Entries from a dataset of interfaces

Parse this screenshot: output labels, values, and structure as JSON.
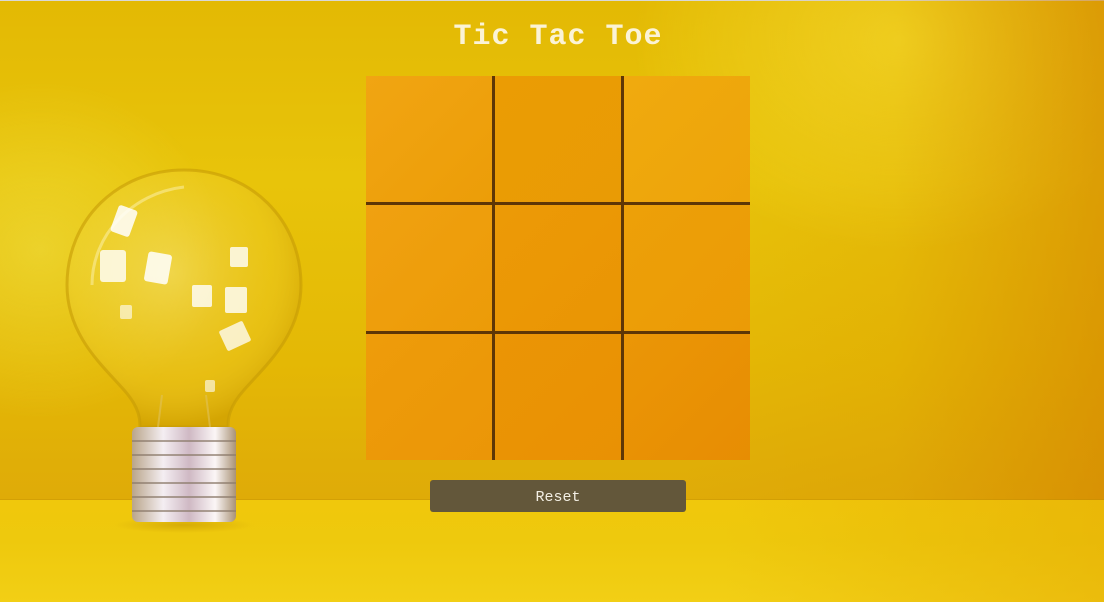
{
  "title": "Tic Tac Toe",
  "board": {
    "cells": [
      "",
      "",
      "",
      "",
      "",
      "",
      "",
      "",
      ""
    ]
  },
  "controls": {
    "reset_label": "Reset"
  },
  "colors": {
    "background": "#e6bd06",
    "board_grid": "#5e3606",
    "cell": "#ec9c08",
    "button": "#63573a",
    "button_text": "#f3efe4",
    "title_text": "#fbf3d6"
  },
  "decoration": {
    "background_image": "light-bulb-icon"
  }
}
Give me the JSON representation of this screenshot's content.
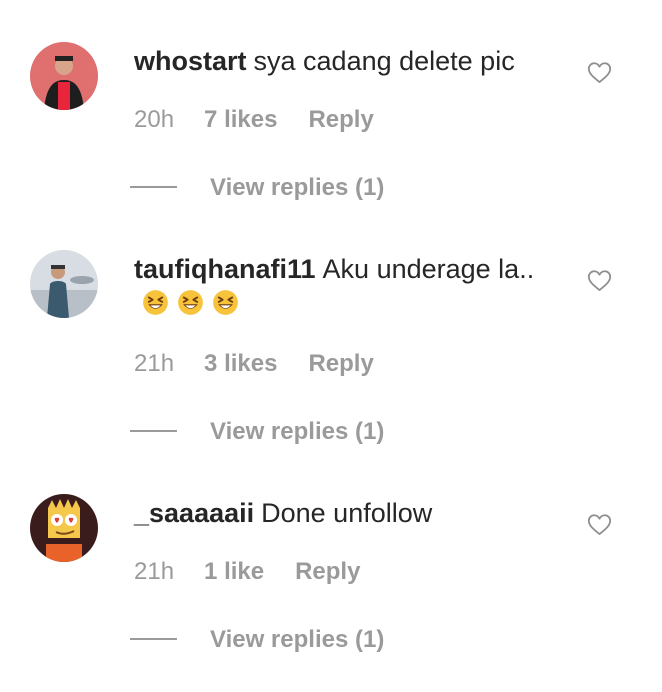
{
  "comments": [
    {
      "username": "whostart",
      "text": "sya cadang delete pic",
      "time": "20h",
      "likes": "7 likes",
      "reply": "Reply",
      "view_replies": "View replies (1)",
      "avatar_icon": "avatar-person-red-shirt",
      "heart_icon": "heart-outline-icon"
    },
    {
      "username": "taufiqhanafi11",
      "text": "Aku underage la..",
      "emojis": [
        "grinning-squinting-face",
        "grinning-squinting-face",
        "grinning-squinting-face"
      ],
      "time": "21h",
      "likes": "3 likes",
      "reply": "Reply",
      "view_replies": "View replies (1)",
      "avatar_icon": "avatar-person-airfield",
      "heart_icon": "heart-outline-icon"
    },
    {
      "username": "_saaaaaii",
      "text": "Done unfollow",
      "time": "21h",
      "likes": "1 like",
      "reply": "Reply",
      "view_replies": "View replies (1)",
      "avatar_icon": "avatar-cartoon-character",
      "heart_icon": "heart-outline-icon"
    }
  ],
  "colors": {
    "text": "#262626",
    "secondary": "#9a9a9a",
    "background": "#ffffff"
  }
}
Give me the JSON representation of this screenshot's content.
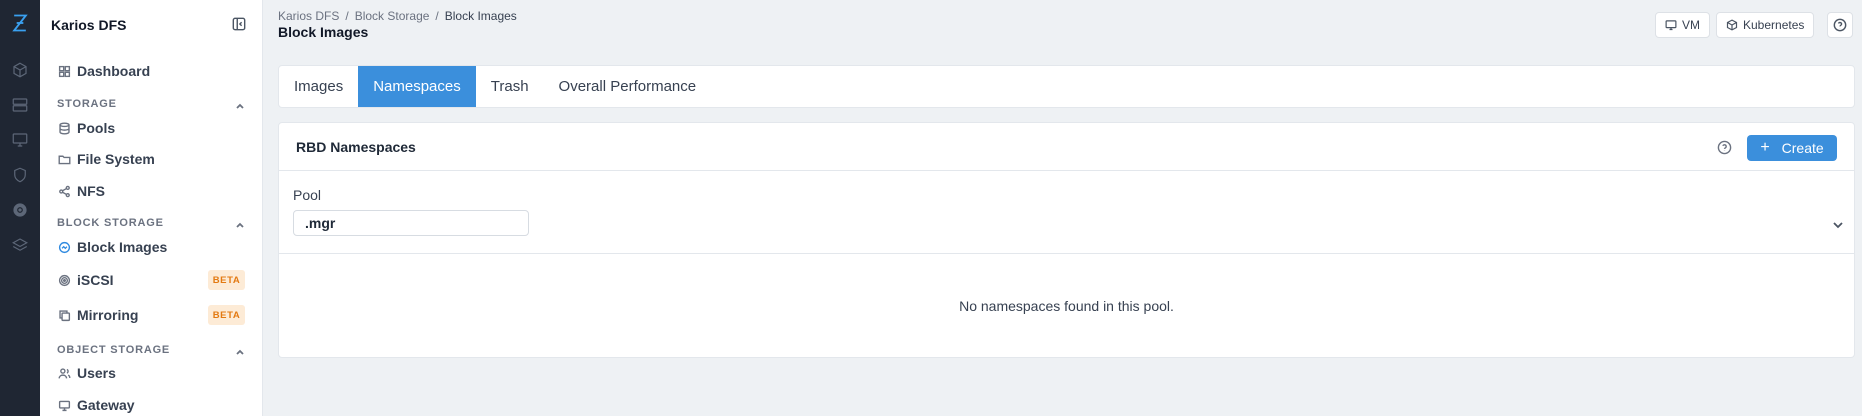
{
  "app": {
    "name": "Karios DFS"
  },
  "rail": {
    "icons": [
      "logo-icon",
      "cube-icon",
      "server-icon",
      "monitor-icon",
      "shield-icon",
      "storage-icon",
      "layers-icon"
    ]
  },
  "sidebar": {
    "items": [
      {
        "label": "Dashboard",
        "icon": "dashboard-icon"
      },
      {
        "label": "Pools",
        "icon": "database-icon"
      },
      {
        "label": "File System",
        "icon": "folder-icon"
      },
      {
        "label": "NFS",
        "icon": "share-icon"
      },
      {
        "label": "Block Images",
        "icon": "block-images-icon",
        "active": true
      },
      {
        "label": "iSCSI",
        "icon": "target-icon"
      },
      {
        "label": "Mirroring",
        "icon": "copy-icon"
      },
      {
        "label": "Users",
        "icon": "users-icon"
      },
      {
        "label": "Gateway",
        "icon": "gateway-icon"
      }
    ],
    "sections": {
      "storage": "STORAGE",
      "block_storage": "BLOCK STORAGE",
      "object_storage": "OBJECT STORAGE"
    },
    "beta_label": "BETA"
  },
  "header": {
    "breadcrumb": [
      "Karios DFS",
      "/",
      "Block Storage",
      "/",
      "Block Images"
    ],
    "title": "Block Images",
    "buttons": {
      "vm": "VM",
      "kubernetes": "Kubernetes"
    }
  },
  "tabs": [
    "Images",
    "Namespaces",
    "Trash",
    "Overall Performance"
  ],
  "active_tab": "Namespaces",
  "panel": {
    "title": "RBD Namespaces",
    "create_label": "Create",
    "pool_label": "Pool",
    "pool_value": ".mgr",
    "empty_message": "No namespaces found in this pool."
  },
  "colors": {
    "accent": "#3b8fdc",
    "rail_bg": "#1f2633",
    "beta_bg": "#fdebd6",
    "beta_text": "#e37a12"
  }
}
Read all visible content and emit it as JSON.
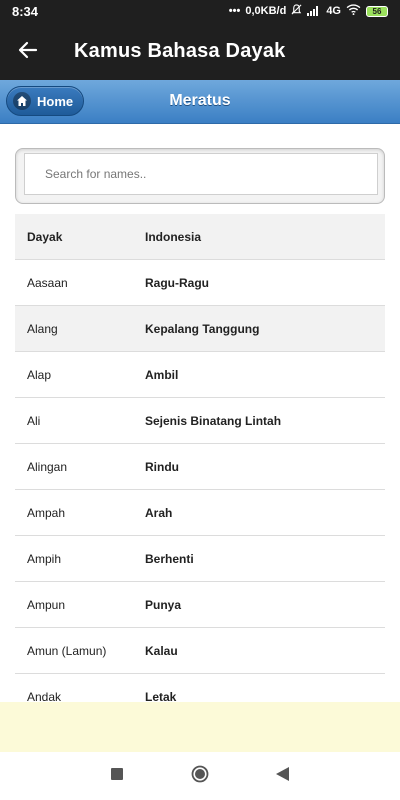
{
  "status_bar": {
    "time": "8:34",
    "net_speed": "0,0KB/d",
    "network_type": "4G",
    "battery_level": "56",
    "icons": [
      "dots-icon",
      "mute-icon",
      "signal-icon",
      "wifi-icon",
      "battery-icon"
    ]
  },
  "app_bar": {
    "title": "Kamus Bahasa Dayak",
    "back_icon": "arrow-back-icon"
  },
  "sub_header": {
    "home_label": "Home",
    "home_icon": "home-icon",
    "title": "Meratus"
  },
  "search": {
    "placeholder": "Search for names..",
    "value": ""
  },
  "table": {
    "headers": [
      "Dayak",
      "Indonesia"
    ],
    "rows": [
      {
        "dayak": "Aasaan",
        "indonesia": "Ragu-Ragu"
      },
      {
        "dayak": "Alang",
        "indonesia": "Kepalang Tanggung"
      },
      {
        "dayak": "Alap",
        "indonesia": "Ambil"
      },
      {
        "dayak": "Ali",
        "indonesia": "Sejenis Binatang Lintah"
      },
      {
        "dayak": "Alingan",
        "indonesia": "Rindu"
      },
      {
        "dayak": "Ampah",
        "indonesia": "Arah"
      },
      {
        "dayak": "Ampih",
        "indonesia": "Berhenti"
      },
      {
        "dayak": "Ampun",
        "indonesia": "Punya"
      },
      {
        "dayak": "Amun (Lamun)",
        "indonesia": "Kalau"
      },
      {
        "dayak": "Andak",
        "indonesia": "Letak"
      }
    ]
  },
  "nav_bar": {
    "icons": [
      "recents-square-icon",
      "home-circle-icon",
      "back-triangle-icon"
    ]
  },
  "colors": {
    "app_bar": "#1f1f1f",
    "header_gradient_top": "#6fa8dc",
    "header_gradient_bottom": "#3b7fc4",
    "ad_banner": "#fcfad8"
  }
}
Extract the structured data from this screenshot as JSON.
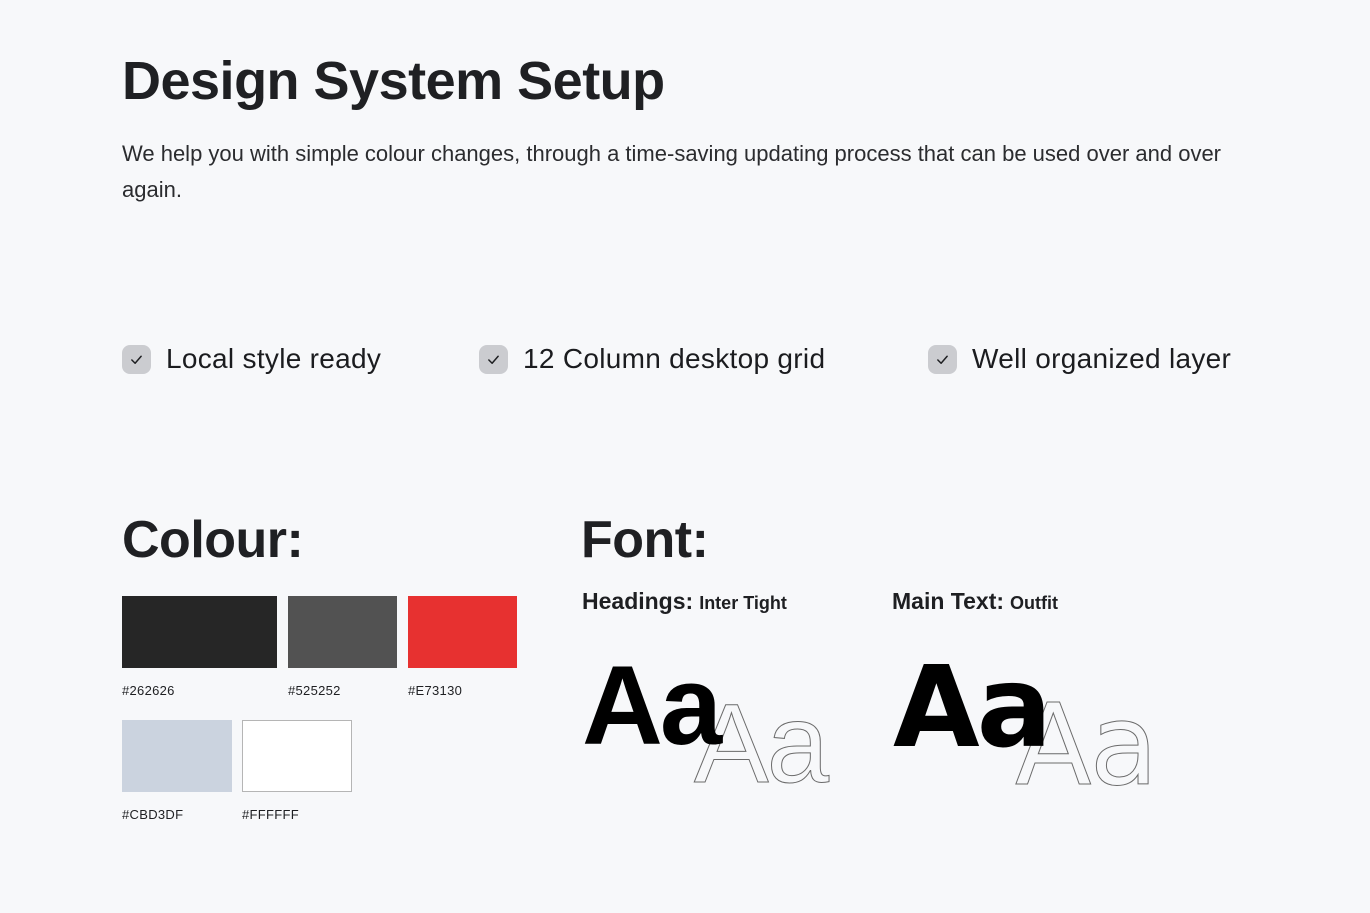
{
  "header": {
    "title": "Design System Setup",
    "intro": "We help you with simple colour changes, through a time-saving updating process that can be used over and over again."
  },
  "features": [
    {
      "label": "Local style ready",
      "icon": "check-icon",
      "checked": true
    },
    {
      "label": "12 Column desktop grid",
      "icon": "check-icon",
      "checked": true
    },
    {
      "label": "Well organized layer",
      "icon": "check-icon",
      "checked": true
    }
  ],
  "colour": {
    "title": "Colour:",
    "swatches": [
      {
        "hex": "#262626",
        "label": "#262626"
      },
      {
        "hex": "#525252",
        "label": "#525252"
      },
      {
        "hex": "#E73130",
        "label": "#E73130"
      },
      {
        "hex": "#CBD3DF",
        "label": "#CBD3DF"
      },
      {
        "hex": "#FFFFFF",
        "label": "#FFFFFF"
      }
    ]
  },
  "font": {
    "title": "Font:",
    "headings": {
      "key": "Headings:",
      "value": "Inter Tight",
      "sample": "Aa"
    },
    "main_text": {
      "key": "Main Text:",
      "value": "Outfit",
      "sample": "Aa"
    }
  }
}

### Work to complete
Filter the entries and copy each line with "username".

### Written answer
      "username": "whostart",
      "username": "taufiqhanafi11",
      "username": "_saaaaaii",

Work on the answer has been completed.